It seems as though changes in our industry are coming fast and furious now. The implementation of the Affordable Care Act (ACA) has resulted in an increased scrutiny of our processes. With a larger focus on audits and overpayments, we are facing a future with a much different payment landscape – including bundled payment programs based on clinical outcomes.
The onus is on skilled nursing providers and others in the LTPAC sector to substantiate clinical outcomes through data analytics. Examples would include hospital readmission rates and other quality measures. LTPAC providers need to prove their worthiness of inclusion into preferred partnerships such as ACOs or bundled payment programs. Only the strong will survive. To do so in this new environment, providers need to look to their systems and processes from a fundamental perspective. It’s time to go back to basics.
Federal Audit Programs
Federal audit programs such as RA, ZPIC, etc. are all looking at algorithm based analytics to determine if providers were improperly paid. Of course, the majority of findings indicate that billions of dollars were overpaid, not underpaid.
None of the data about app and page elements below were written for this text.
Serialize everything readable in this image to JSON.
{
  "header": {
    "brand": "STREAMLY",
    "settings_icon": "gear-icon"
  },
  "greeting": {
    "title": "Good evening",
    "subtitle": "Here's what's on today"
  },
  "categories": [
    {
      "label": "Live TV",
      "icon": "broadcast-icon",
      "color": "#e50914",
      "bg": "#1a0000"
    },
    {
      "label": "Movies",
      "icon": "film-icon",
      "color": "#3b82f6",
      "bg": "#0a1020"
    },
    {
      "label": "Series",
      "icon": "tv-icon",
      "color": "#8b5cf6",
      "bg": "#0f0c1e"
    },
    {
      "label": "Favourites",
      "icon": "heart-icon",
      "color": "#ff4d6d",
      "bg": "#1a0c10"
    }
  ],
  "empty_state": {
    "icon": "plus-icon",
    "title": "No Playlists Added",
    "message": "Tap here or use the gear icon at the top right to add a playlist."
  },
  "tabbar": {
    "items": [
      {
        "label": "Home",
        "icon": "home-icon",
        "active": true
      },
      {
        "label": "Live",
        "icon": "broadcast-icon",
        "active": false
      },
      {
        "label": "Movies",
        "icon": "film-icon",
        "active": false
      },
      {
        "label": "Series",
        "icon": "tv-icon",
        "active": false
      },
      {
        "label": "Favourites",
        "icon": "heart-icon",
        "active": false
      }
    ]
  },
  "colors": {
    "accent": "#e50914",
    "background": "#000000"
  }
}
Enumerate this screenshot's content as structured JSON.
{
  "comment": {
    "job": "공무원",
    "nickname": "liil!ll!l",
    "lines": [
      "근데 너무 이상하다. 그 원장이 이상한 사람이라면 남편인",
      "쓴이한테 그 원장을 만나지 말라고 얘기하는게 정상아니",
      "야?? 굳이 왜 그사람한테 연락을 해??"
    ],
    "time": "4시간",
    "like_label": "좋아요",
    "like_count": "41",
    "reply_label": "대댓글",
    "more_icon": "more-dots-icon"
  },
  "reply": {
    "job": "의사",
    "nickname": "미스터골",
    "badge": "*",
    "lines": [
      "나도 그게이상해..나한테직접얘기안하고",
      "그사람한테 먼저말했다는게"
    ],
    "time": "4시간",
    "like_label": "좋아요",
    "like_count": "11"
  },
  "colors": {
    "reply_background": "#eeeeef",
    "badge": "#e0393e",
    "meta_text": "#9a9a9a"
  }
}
The reasons for overpayment relate directly to processes at the provider level. These include documentation of medical necessity and in support of continued need for care. In addition, the care provided should be documented according to the established guidelines that portray the story of the resident’s care, progress and outcomes. Documentation should be consistent between nursing, therapy and essentially all disciplines. We have to ask ourselves “How confident are we in our documentation?” Are we relying too much on hospital transfer information in order to properly assign diagnoses? Do we completely review our claims prior to submission to payers to check for billing errors? Are we completing a Triple Check? The Triple Check process, when done correctly, requires us to validate everything from simple demographics to more complex clinical assessment information such as the reason for the Minimum Data Set (MDS) assessment. Does nursing documentation support the need for therapy services?
Documentation for an Audit
Providers must prove, through documentation alone, not just the need for skilled services but that the care provided has improved the patient’s overall well-being and physical function, from start of care through discharge. Additionally, providers are required to gather information to support billing of services, and to prove due diligence in regards to determining payment sources and beneficiary eligibility. Providers have to ensure that physicians have not just ordered the skilled services but that they have certified and recertified the need for services within set time frames. Without this basic documentation, providers face delayed cash flow and increased labor to substantiate services, nonpayment or recoupment from negative post payment audit findings.
The Centers for Medicare and Medicaid Services (CMS) have been gathering and publishing results of the various federal audit programs mandated to determine if improper payments may have been made to providers, which points to deficiencies on the part of providers to meet documentation requirements. Putting an emphasis on a “Back to Basics” approach is the first step to aligning processes. Providers need to ask themselves, if we cannot properly demonstrate the requisite compliance to prove our services worthy of payment, how will we prove ourselves to be a desirable partner to other acute and post-acute care providers in this new world?